- [Material provided]
──────────
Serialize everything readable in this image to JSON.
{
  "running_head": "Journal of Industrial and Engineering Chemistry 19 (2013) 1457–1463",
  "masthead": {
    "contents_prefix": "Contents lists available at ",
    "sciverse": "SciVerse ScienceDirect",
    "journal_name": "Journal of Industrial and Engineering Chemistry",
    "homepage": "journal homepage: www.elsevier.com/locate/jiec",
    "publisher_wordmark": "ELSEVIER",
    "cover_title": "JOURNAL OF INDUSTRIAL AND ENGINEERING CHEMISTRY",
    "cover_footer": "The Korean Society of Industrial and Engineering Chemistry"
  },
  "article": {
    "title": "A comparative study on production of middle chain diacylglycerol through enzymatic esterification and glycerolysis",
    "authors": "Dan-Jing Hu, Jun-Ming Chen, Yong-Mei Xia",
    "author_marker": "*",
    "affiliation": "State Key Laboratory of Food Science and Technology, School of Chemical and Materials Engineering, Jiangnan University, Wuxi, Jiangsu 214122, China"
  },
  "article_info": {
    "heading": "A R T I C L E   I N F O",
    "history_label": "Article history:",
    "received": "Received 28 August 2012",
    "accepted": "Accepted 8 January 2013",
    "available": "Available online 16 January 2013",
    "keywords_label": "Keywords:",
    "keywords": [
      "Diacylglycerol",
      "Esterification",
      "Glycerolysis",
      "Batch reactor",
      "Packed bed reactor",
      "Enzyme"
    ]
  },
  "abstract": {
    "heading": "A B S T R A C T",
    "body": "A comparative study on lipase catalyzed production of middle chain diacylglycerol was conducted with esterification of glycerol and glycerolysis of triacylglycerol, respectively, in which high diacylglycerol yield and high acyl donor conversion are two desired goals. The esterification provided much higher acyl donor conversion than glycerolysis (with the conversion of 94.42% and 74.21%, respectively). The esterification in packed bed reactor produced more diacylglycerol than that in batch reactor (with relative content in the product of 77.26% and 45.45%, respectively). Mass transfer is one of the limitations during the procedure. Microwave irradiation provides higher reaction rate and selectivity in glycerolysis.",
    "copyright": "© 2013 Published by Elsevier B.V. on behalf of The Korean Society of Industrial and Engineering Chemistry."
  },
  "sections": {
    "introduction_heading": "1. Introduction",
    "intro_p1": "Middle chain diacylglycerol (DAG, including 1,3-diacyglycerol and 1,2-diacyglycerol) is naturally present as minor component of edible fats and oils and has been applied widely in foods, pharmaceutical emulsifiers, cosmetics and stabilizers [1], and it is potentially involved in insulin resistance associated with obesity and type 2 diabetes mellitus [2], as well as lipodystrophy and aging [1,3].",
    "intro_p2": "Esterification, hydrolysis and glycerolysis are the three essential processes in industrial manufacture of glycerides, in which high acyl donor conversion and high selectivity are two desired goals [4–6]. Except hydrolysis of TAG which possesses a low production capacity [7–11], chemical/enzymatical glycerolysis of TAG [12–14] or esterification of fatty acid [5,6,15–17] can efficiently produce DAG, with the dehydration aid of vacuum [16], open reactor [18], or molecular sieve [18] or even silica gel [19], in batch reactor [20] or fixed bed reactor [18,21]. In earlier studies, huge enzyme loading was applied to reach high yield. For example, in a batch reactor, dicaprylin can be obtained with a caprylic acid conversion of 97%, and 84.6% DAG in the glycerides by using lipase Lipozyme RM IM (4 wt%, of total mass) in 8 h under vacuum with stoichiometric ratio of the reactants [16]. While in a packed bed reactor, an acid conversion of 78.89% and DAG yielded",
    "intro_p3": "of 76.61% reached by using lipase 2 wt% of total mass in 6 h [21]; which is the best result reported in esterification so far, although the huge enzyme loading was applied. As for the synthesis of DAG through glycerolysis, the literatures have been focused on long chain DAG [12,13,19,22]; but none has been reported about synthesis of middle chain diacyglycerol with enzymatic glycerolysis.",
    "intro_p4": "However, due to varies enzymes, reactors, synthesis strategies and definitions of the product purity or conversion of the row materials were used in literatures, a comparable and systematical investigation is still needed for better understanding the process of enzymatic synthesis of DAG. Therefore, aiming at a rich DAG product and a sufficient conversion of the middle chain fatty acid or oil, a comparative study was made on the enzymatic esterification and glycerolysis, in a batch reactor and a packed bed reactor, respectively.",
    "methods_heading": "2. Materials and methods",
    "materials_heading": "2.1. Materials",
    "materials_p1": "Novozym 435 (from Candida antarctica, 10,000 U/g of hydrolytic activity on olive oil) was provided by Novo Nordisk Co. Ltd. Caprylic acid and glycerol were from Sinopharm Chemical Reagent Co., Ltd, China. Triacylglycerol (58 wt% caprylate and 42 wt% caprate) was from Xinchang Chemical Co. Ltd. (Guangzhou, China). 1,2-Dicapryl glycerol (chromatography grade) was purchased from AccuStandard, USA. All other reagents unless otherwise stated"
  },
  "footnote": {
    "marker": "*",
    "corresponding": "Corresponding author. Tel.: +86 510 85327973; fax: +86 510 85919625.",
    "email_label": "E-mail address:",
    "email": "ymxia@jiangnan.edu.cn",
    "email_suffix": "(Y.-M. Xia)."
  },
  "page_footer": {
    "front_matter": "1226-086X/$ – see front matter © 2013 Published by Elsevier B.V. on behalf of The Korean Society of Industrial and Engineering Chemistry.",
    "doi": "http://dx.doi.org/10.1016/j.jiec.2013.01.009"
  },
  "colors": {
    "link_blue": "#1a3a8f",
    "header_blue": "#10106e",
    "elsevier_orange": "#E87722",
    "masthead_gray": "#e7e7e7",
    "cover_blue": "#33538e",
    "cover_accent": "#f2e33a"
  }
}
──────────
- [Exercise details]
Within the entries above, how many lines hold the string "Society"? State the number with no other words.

- [Solution to this problem]
3